Collect every line below that contains the word "icon".

#### [PROVIDED DATA]
————

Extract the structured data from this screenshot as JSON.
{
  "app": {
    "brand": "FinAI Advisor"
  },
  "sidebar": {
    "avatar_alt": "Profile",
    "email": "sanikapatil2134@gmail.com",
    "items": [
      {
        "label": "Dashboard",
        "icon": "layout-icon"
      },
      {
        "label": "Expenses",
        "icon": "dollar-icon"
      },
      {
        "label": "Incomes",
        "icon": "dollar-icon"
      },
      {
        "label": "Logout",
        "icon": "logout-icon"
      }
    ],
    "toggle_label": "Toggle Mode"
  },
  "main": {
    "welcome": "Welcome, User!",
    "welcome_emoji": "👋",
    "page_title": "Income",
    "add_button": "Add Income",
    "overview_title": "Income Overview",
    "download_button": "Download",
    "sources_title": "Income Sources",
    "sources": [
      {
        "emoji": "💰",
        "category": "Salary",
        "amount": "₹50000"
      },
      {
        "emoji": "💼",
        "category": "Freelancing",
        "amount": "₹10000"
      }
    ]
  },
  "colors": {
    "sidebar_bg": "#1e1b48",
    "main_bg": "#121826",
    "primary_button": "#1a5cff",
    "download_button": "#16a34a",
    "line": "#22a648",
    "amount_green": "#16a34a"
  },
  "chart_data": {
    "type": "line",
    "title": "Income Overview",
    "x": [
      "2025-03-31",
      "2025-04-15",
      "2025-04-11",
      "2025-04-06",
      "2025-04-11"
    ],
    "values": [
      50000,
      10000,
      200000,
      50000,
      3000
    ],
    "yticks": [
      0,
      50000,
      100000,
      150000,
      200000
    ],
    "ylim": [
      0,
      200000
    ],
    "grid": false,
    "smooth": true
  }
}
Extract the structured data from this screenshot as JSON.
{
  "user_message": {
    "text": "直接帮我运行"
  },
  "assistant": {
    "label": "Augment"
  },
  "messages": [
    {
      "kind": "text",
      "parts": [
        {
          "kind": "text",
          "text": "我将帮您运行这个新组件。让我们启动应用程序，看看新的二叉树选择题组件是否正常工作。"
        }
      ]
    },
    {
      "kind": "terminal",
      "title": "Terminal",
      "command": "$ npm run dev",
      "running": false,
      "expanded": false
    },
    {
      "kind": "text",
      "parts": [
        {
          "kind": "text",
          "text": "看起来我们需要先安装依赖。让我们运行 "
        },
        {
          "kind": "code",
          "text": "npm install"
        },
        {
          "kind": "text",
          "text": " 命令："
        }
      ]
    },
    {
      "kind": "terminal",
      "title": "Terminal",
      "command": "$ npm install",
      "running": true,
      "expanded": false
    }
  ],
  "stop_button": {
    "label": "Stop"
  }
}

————

#### [SOLUTION FOR THIS EXERCISE]
        "icon": "layout-icon"
        "icon": "dollar-icon"
        "icon": "dollar-icon"
        "icon": "logout-icon"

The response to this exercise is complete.